This dissertation focuses on the analysis and development of characterization schemes for cosmetic components, specifically glitter and shimmer particles.
The author of this dissertation considers new types of trace evidence to account for potential lack of evidence found during criminal investigations, due to perpetrators’ increased awareness of common types of evidence such as latent prints, hair, and DNA. This dissertation presents research on the analysis and development of characterization schemes for cosmetic components, specifically glitter and shimmer particles. The analysis of these cosmetic particles was performed using various analytical techniques, including microscopy and spectroscopy, and the developed characterization models were cross-validated to ensure highly accurate performance. After developing the characterization schemes, the cosmetic products were tested over time in different environmental conditions to determine effects on chemical profiles. Results of a human collection study determined that cosmetic residue may remain on individuals up to six hours, allowing for regular daily activities.
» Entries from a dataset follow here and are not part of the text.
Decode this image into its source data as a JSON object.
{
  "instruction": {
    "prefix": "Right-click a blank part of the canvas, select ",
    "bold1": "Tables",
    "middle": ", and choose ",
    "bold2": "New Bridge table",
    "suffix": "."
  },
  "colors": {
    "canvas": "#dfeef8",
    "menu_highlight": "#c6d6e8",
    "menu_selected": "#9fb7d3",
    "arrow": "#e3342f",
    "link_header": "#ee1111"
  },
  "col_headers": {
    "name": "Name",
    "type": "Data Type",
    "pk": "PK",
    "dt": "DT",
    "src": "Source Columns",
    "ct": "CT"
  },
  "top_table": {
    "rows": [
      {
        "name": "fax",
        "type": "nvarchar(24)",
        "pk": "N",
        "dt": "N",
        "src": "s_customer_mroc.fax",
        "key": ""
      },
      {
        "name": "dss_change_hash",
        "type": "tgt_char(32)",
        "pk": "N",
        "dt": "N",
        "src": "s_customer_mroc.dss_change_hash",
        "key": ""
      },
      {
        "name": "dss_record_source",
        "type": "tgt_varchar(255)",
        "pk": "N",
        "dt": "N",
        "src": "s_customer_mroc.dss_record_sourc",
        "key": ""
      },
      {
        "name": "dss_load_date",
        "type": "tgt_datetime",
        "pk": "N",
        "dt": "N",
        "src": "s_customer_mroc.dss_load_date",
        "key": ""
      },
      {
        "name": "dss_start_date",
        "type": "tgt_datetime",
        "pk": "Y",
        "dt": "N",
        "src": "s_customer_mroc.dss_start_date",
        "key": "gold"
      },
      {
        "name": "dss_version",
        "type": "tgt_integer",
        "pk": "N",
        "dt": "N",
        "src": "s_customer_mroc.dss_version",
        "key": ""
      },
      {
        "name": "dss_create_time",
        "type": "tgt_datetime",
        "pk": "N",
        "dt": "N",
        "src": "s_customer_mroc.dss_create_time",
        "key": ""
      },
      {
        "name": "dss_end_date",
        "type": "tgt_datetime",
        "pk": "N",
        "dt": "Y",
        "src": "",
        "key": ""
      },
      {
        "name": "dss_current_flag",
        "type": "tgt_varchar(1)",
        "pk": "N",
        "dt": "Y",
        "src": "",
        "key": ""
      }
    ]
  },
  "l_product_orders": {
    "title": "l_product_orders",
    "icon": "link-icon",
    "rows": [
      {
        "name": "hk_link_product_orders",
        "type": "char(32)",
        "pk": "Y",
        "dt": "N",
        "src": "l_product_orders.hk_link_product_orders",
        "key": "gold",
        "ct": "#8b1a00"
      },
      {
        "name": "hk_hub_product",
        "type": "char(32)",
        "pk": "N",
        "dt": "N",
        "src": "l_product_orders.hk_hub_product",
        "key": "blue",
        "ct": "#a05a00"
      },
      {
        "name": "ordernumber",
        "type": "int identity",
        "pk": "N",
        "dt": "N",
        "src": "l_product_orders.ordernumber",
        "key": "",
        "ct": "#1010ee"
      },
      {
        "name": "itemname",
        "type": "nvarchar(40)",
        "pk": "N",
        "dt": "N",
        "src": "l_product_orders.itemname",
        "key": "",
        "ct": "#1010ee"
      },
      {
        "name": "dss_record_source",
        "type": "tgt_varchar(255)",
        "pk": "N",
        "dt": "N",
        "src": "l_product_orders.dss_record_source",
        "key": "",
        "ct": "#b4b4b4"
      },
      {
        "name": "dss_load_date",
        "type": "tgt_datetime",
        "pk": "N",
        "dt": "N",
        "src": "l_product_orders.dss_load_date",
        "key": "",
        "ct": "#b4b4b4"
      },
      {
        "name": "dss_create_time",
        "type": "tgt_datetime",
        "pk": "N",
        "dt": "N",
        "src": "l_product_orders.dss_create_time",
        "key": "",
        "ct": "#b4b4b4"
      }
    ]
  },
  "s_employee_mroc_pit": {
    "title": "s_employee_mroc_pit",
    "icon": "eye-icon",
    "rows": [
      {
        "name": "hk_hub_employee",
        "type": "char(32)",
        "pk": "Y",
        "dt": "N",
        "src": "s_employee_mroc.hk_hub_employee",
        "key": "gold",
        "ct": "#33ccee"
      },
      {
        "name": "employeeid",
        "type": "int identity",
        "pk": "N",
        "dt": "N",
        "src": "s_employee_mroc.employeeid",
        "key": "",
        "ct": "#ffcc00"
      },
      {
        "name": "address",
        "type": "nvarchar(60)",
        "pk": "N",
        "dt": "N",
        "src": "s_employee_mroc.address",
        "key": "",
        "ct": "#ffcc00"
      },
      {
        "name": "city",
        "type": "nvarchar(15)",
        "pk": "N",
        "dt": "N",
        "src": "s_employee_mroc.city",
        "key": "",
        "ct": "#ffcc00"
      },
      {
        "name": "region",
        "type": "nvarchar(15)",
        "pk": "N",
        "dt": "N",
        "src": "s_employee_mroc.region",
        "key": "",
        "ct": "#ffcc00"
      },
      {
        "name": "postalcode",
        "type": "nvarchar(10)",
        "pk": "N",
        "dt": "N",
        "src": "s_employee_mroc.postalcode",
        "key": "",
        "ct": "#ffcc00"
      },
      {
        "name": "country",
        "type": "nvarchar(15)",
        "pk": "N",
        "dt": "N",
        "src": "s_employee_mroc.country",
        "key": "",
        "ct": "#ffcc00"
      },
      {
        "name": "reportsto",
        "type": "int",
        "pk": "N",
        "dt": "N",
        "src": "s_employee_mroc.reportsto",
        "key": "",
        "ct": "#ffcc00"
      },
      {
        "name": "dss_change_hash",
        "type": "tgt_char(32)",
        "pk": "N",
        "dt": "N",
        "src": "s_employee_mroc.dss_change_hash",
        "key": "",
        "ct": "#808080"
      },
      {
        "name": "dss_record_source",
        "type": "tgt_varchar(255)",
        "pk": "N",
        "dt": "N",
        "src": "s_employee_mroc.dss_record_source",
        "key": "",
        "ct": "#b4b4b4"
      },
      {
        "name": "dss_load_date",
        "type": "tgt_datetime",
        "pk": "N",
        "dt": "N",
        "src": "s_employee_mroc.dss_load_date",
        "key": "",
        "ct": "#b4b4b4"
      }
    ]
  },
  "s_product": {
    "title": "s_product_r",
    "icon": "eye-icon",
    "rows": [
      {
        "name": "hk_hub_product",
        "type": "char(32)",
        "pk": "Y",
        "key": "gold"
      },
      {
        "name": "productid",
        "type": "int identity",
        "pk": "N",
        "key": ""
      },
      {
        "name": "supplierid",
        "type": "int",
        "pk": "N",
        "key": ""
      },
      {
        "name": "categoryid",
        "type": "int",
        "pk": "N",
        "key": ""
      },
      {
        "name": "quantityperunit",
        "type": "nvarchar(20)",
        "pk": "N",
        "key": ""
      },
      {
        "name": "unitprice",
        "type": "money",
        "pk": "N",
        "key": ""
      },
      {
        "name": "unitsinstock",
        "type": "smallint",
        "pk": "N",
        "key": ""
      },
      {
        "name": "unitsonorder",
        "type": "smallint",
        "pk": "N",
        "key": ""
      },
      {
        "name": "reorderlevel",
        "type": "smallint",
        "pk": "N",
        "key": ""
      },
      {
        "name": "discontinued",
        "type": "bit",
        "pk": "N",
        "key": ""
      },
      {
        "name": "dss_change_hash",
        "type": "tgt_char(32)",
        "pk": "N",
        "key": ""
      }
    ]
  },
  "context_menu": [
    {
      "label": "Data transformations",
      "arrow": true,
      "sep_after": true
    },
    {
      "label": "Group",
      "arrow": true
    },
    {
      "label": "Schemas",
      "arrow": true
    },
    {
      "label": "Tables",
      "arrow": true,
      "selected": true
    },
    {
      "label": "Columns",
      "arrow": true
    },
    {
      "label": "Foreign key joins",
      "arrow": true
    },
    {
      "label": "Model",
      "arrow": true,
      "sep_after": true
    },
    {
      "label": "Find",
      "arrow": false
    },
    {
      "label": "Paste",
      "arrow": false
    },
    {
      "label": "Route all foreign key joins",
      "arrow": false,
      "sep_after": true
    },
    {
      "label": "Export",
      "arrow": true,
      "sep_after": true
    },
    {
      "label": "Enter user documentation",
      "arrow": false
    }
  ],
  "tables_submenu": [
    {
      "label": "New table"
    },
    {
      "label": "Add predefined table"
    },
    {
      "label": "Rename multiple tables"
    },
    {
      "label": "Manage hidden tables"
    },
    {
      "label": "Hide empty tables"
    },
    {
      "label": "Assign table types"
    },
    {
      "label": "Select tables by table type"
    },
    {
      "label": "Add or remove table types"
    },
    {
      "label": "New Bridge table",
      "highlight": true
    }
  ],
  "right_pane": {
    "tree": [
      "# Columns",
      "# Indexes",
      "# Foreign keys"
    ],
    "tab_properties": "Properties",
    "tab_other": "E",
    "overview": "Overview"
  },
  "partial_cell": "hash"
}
To determine optimal extraction procedure, a method was developed to extract glitter and shimmer particles from cosmetic products without affecting their chemical profile or physical appearance.
- Assessing Heteroplasmic Variant Drift in the mtDNA Control Region of Human Hairs Using an MPS Approach
- Determining the Number of Contributors to DNA Mixtures in the Low-Template Regime Exploring the impacts of Sampling and Detection Effects
- Four-Year Follow-Up of Multisystemic Therapy with Substance-Abusing and Substance-Dependent Juvenile Offenders